(Entries from a dataset of interfaces)
- Opening Delimiter -

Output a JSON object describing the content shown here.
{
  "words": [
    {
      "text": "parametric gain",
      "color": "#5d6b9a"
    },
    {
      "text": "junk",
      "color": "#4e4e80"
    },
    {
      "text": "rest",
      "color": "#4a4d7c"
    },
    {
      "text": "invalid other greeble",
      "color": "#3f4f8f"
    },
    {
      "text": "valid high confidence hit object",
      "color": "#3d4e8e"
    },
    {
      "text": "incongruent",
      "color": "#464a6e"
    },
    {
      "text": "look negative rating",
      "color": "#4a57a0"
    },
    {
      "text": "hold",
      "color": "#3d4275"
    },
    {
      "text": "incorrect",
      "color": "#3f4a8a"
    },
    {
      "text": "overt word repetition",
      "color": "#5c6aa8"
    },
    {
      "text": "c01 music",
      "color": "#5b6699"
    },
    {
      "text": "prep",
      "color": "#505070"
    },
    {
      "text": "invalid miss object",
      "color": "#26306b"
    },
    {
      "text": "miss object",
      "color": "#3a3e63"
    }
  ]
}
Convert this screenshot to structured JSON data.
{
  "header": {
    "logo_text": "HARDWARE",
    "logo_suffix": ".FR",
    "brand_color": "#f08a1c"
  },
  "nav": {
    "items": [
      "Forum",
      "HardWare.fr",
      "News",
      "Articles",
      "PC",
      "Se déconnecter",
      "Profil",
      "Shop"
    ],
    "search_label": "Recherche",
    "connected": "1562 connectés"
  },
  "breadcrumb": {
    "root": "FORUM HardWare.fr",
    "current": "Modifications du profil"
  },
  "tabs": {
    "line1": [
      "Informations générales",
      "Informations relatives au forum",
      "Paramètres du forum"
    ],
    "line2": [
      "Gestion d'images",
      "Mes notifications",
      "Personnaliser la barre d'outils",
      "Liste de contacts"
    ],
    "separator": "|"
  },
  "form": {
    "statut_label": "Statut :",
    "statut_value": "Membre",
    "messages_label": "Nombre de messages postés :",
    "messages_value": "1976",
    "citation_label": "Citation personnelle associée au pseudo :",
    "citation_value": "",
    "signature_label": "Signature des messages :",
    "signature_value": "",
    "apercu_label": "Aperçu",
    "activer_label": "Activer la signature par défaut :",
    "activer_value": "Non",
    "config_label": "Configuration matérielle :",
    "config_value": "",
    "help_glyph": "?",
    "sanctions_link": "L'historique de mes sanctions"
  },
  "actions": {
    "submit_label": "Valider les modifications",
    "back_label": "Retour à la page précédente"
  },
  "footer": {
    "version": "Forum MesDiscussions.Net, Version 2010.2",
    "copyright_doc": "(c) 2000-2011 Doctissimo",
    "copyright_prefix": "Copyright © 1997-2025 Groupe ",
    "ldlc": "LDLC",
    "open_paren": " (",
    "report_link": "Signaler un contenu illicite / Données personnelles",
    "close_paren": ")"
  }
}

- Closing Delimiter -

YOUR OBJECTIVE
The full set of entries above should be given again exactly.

OUTPUT BELOW
Output a JSON object describing the content shown here.
{
  "words": [
    {
      "text": "parametric gain",
      "color": "#5d6b9a"
    },
    {
      "text": "junk",
      "color": "#4e4e80"
    },
    {
      "text": "rest",
      "color": "#4a4d7c"
    },
    {
      "text": "invalid other greeble",
      "color": "#3f4f8f"
    },
    {
      "text": "valid high confidence hit object",
      "color": "#3d4e8e"
    },
    {
      "text": "incongruent",
      "color": "#464a6e"
    },
    {
      "text": "look negative rating",
      "color": "#4a57a0"
    },
    {
      "text": "hold",
      "color": "#3d4275"
    },
    {
      "text": "incorrect",
      "color": "#3f4a8a"
    },
    {
      "text": "overt word repetition",
      "color": "#5c6aa8"
    },
    {
      "text": "c01 music",
      "color": "#5b6699"
    },
    {
      "text": "prep",
      "color": "#505070"
    },
    {
      "text": "invalid miss object",
      "color": "#26306b"
    },
    {
      "text": "miss object",
      "color": "#3a3e63"
    }
  ]
}
Convert this screenshot to structured JSON data.
{
  "header": {
    "logo_text": "HARDWARE",
    "logo_suffix": ".FR",
    "brand_color": "#f08a1c"
  },
  "nav": {
    "items": [
      "Forum",
      "HardWare.fr",
      "News",
      "Articles",
      "PC",
      "Se déconnecter",
      "Profil",
      "Shop"
    ],
    "search_label": "Recherche",
    "connected": "1562 connectés"
  },
  "breadcrumb": {
    "root": "FORUM HardWare.fr",
    "current": "Modifications du profil"
  },
  "tabs": {
    "line1": [
      "Informations générales",
      "Informations relatives au forum",
      "Paramètres du forum"
    ],
    "line2": [
      "Gestion d'images",
      "Mes notifications",
      "Personnaliser la barre d'outils",
      "Liste de contacts"
    ],
    "separator": "|"
  },
  "form": {
    "statut_label": "Statut :",
    "statut_value": "Membre",
    "messages_label": "Nombre de messages postés :",
    "messages_value": "1976",
    "citation_label": "Citation personnelle associée au pseudo :",
    "citation_value": "",
    "signature_label": "Signature des messages :",
    "signature_value": "",
    "apercu_label": "Aperçu",
    "activer_label": "Activer la signature par défaut :",
    "activer_value": "Non",
    "config_label": "Configuration matérielle :",
    "config_value": "",
    "help_glyph": "?",
    "sanctions_link": "L'historique de mes sanctions"
  },
  "actions": {
    "submit_label": "Valider les modifications",
    "back_label": "Retour à la page précédente"
  },
  "footer": {
    "version": "Forum MesDiscussions.Net, Version 2010.2",
    "copyright_doc": "(c) 2000-2011 Doctissimo",
    "copyright_prefix": "Copyright © 1997-2025 Groupe ",
    "ldlc": "LDLC",
    "open_paren": " (",
    "report_link": "Signaler un contenu illicite / Données personnelles",
    "close_paren": ")"
  }
}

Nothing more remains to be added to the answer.